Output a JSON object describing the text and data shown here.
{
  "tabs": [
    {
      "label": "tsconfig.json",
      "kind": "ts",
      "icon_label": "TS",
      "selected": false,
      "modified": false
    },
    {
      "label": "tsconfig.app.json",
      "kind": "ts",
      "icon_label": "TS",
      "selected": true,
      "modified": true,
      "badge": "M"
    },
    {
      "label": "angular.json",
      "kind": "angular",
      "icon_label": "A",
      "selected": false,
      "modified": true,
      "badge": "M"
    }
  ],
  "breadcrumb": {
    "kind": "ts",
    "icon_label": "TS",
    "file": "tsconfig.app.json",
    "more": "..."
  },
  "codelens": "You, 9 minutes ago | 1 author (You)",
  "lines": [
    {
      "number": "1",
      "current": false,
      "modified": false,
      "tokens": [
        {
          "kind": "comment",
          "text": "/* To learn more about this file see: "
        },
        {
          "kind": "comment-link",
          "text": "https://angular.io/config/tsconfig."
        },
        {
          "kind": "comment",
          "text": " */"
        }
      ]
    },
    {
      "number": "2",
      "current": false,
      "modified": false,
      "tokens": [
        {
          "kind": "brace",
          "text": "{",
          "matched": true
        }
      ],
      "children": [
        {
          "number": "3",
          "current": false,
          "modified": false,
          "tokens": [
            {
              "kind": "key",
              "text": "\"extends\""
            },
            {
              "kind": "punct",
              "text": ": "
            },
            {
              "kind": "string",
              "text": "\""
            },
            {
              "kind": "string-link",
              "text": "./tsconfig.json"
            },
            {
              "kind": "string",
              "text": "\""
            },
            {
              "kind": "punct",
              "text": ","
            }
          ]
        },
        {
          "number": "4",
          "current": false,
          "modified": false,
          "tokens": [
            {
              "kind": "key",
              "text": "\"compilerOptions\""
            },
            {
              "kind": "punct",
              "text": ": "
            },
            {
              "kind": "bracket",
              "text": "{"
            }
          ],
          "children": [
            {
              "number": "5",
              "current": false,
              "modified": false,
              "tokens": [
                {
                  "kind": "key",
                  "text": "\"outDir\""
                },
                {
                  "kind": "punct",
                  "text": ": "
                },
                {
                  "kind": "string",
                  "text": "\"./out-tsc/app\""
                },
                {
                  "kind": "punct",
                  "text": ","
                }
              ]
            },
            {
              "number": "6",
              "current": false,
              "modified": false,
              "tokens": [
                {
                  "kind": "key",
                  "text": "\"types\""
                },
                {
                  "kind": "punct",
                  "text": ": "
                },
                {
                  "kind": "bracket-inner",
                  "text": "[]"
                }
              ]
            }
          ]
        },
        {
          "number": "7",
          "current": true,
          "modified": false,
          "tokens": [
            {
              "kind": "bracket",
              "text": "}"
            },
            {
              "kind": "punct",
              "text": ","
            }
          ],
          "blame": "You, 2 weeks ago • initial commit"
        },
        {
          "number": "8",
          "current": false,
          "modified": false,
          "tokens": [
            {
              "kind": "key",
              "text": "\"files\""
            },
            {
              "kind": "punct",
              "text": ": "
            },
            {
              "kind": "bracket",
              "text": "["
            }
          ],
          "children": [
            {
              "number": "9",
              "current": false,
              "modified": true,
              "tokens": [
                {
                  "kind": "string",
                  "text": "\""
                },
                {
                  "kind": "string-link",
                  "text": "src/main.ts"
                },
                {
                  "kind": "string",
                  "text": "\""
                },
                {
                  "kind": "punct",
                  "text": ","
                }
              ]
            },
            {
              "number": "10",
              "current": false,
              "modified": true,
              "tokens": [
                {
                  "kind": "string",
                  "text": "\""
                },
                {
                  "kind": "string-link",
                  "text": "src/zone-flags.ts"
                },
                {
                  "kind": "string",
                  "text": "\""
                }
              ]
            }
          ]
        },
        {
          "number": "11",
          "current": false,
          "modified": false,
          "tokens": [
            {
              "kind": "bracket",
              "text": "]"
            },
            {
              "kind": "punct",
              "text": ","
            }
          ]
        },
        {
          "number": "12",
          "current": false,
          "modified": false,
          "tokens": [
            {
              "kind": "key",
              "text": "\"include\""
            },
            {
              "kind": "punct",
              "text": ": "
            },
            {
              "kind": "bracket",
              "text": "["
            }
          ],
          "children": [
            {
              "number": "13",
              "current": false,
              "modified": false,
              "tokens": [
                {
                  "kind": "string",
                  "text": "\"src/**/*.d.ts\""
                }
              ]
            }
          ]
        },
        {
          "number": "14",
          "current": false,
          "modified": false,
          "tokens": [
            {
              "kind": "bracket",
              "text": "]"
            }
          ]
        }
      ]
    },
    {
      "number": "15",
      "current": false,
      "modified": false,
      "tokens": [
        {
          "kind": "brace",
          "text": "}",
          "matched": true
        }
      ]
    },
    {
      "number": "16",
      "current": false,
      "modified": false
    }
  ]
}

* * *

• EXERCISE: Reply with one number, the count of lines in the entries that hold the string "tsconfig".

• EXERCISE OUTPUT: 5